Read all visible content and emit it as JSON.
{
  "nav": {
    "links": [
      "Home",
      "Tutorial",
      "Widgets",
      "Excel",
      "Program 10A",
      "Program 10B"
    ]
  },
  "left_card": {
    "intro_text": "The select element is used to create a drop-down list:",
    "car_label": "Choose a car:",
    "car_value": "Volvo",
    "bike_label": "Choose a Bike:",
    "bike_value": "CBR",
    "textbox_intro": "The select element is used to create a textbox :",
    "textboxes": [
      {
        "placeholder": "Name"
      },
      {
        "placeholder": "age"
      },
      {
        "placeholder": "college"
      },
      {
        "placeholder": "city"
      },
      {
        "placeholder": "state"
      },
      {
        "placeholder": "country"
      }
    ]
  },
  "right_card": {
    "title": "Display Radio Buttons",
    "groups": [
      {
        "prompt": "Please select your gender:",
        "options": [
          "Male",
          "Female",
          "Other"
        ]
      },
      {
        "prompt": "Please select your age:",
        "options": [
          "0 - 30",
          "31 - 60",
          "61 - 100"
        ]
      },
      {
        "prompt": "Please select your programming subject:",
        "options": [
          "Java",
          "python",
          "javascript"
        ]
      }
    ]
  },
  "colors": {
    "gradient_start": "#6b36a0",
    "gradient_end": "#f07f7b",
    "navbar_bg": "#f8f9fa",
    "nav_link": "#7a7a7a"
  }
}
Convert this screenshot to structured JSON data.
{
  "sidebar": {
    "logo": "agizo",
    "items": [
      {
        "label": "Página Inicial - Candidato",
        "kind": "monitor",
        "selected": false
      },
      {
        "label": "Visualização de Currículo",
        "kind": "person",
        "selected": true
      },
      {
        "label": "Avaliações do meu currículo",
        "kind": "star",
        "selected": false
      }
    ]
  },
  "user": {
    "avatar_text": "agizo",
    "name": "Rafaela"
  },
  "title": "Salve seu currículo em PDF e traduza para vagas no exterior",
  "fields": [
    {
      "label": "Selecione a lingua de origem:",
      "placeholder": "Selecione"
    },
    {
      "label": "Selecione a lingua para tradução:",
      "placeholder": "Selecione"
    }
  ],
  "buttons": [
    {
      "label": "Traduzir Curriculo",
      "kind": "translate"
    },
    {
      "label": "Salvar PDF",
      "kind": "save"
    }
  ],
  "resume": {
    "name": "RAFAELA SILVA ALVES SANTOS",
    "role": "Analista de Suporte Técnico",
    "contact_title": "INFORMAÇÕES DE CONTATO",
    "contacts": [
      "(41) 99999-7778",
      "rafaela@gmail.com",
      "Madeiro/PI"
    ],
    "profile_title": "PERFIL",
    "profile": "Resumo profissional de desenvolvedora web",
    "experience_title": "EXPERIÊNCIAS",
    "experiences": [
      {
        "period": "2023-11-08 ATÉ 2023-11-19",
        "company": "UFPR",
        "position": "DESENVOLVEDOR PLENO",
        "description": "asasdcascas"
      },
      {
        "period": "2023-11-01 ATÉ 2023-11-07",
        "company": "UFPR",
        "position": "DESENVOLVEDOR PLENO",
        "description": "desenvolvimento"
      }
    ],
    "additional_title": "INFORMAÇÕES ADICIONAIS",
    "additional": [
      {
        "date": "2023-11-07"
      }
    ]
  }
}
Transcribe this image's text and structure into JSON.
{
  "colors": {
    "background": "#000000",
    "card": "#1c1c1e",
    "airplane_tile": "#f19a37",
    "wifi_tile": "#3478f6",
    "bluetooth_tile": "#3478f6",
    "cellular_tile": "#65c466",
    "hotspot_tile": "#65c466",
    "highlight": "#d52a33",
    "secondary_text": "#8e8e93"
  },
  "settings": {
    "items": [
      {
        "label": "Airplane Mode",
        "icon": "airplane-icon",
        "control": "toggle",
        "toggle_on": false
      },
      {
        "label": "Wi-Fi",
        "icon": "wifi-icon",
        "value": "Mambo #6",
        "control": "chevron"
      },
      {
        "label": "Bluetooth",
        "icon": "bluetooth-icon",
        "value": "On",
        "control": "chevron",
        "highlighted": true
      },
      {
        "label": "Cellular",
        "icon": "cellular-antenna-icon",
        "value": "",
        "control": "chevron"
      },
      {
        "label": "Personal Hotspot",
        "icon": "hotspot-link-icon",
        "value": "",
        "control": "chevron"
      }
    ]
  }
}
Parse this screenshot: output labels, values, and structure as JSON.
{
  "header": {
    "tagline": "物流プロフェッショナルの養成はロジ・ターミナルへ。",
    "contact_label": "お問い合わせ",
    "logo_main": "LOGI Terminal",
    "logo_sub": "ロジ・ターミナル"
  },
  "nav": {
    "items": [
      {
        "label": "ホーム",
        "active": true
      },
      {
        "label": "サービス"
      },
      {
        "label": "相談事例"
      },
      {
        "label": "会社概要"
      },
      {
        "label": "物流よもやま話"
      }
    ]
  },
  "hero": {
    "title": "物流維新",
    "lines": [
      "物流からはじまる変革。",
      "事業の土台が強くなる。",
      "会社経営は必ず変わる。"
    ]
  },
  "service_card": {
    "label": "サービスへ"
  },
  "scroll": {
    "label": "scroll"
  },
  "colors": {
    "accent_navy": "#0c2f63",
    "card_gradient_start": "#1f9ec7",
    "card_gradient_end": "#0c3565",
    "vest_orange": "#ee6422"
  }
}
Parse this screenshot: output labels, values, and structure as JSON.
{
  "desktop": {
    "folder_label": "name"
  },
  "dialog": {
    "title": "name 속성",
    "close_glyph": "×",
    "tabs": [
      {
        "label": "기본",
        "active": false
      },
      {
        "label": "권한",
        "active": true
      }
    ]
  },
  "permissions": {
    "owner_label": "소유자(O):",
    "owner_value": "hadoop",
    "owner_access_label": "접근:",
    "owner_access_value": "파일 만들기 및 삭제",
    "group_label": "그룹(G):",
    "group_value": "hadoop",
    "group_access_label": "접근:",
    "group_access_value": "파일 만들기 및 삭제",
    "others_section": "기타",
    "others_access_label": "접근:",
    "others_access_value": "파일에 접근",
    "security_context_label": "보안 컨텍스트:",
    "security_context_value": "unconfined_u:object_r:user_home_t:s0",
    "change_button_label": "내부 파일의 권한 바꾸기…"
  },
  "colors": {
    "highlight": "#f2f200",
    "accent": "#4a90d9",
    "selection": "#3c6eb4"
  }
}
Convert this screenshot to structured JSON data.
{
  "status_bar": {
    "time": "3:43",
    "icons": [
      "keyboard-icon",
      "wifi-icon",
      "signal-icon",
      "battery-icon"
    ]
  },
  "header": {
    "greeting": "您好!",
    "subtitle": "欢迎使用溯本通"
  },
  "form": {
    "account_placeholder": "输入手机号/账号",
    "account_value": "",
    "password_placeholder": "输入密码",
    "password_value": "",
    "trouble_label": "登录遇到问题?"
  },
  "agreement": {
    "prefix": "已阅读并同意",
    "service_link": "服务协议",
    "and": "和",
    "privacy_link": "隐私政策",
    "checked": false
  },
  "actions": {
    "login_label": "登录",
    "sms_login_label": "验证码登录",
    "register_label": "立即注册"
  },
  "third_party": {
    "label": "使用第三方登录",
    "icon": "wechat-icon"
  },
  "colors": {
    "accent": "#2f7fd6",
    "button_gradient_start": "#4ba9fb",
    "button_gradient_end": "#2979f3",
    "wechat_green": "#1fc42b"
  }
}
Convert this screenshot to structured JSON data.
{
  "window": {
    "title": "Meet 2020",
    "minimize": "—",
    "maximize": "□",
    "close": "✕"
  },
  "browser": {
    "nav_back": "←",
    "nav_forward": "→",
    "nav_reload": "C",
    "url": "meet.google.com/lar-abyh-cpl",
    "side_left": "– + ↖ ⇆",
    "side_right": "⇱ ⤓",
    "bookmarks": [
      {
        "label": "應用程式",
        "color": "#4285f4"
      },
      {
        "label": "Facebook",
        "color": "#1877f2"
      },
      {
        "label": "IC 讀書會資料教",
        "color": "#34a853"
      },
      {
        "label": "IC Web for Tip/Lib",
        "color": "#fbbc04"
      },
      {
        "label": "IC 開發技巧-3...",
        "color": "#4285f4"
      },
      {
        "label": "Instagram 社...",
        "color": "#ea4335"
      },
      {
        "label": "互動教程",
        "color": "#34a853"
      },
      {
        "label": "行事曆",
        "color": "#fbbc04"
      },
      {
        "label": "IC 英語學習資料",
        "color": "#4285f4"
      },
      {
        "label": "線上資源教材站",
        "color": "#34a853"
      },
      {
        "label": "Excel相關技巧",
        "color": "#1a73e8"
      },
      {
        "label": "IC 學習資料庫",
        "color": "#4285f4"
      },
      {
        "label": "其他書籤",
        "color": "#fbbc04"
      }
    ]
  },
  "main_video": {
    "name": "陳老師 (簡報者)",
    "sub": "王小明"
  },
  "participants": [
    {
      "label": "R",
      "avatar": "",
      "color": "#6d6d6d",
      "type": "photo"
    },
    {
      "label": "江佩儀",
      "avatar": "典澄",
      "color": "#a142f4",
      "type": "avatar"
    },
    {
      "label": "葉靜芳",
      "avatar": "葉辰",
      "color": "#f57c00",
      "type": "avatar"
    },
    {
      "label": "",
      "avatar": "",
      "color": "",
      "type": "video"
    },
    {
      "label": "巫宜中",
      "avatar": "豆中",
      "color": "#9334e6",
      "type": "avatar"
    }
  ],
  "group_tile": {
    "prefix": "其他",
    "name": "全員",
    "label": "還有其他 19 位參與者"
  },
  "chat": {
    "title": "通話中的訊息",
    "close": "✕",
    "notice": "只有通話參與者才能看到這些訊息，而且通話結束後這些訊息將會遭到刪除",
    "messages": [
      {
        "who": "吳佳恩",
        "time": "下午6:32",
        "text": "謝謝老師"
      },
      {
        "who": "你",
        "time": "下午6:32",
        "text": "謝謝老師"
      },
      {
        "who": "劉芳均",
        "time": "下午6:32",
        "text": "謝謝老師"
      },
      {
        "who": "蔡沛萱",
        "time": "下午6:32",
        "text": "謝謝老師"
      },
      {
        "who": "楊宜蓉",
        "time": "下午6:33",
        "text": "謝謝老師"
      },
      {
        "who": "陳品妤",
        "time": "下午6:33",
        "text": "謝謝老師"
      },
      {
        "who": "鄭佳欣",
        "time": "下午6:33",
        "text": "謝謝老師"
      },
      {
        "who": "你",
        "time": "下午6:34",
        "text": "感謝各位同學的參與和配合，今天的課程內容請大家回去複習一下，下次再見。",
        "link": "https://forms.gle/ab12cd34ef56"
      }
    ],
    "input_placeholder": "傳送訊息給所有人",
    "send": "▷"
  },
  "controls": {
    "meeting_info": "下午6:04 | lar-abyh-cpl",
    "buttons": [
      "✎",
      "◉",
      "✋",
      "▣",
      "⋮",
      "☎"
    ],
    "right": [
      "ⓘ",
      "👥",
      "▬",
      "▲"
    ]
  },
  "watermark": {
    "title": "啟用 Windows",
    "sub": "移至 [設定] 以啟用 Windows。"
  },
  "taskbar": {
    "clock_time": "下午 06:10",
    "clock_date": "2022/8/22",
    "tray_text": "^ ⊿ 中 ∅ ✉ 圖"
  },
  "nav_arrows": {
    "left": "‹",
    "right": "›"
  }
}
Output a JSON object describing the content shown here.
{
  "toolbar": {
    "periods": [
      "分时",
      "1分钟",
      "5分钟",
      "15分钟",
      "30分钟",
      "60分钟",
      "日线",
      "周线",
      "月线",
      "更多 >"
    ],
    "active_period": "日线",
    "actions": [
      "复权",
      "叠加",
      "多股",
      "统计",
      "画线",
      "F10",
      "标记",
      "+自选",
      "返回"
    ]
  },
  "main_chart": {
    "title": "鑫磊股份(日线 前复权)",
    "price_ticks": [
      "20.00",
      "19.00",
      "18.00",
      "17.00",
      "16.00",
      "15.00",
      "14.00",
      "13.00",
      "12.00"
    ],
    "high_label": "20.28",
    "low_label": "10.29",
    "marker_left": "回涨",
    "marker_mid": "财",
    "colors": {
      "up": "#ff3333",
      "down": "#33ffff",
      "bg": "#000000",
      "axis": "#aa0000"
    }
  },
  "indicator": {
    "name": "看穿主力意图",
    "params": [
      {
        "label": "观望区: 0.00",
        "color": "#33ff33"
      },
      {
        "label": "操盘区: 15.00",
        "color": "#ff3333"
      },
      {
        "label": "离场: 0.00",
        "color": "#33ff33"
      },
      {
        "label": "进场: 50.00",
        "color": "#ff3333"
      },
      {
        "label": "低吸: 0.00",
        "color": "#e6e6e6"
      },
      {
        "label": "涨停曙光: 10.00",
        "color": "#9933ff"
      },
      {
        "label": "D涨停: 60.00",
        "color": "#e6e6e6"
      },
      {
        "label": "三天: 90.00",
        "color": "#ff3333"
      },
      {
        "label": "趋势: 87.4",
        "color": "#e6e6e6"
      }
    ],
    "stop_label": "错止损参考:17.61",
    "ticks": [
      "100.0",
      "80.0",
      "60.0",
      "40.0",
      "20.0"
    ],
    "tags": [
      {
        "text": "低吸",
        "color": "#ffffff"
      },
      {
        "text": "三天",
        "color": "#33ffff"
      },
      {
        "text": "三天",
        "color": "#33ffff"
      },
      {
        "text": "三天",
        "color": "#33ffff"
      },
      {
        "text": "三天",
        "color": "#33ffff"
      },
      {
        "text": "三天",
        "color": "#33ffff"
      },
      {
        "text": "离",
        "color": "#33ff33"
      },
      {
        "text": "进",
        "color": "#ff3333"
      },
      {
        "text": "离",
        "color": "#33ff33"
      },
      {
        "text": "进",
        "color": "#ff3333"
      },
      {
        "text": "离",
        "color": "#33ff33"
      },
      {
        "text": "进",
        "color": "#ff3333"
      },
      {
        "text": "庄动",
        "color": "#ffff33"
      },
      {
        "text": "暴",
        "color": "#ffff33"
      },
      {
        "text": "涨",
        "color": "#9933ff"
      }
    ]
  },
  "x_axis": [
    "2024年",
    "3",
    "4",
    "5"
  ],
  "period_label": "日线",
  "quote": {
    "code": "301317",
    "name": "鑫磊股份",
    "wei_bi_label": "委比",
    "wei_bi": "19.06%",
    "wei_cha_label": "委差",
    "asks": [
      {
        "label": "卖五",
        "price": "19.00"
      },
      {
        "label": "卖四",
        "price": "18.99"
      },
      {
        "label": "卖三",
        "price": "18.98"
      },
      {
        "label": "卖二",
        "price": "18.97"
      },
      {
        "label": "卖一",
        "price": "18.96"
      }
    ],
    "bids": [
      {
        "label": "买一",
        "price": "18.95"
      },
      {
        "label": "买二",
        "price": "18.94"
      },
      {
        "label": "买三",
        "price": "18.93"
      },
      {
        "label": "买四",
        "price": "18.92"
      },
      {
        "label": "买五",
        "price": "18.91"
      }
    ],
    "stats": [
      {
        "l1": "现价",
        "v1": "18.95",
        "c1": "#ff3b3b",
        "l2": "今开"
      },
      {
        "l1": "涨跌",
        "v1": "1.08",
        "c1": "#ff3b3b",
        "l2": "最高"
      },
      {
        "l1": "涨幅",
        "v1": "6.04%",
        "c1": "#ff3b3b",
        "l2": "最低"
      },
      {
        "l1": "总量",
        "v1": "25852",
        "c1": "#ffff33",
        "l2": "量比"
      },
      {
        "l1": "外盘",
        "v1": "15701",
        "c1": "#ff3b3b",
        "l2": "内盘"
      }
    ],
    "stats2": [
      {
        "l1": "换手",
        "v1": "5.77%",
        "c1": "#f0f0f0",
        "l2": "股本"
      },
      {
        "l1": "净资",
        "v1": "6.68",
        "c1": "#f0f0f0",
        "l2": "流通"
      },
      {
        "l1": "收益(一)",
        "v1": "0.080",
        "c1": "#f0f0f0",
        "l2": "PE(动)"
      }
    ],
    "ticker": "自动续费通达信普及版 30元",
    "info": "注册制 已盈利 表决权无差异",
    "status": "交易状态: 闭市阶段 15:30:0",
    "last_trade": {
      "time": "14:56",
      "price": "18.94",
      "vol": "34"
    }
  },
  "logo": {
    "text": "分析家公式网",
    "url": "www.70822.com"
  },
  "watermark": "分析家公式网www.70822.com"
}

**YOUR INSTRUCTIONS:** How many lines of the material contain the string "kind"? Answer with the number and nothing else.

**ANSWER:** 5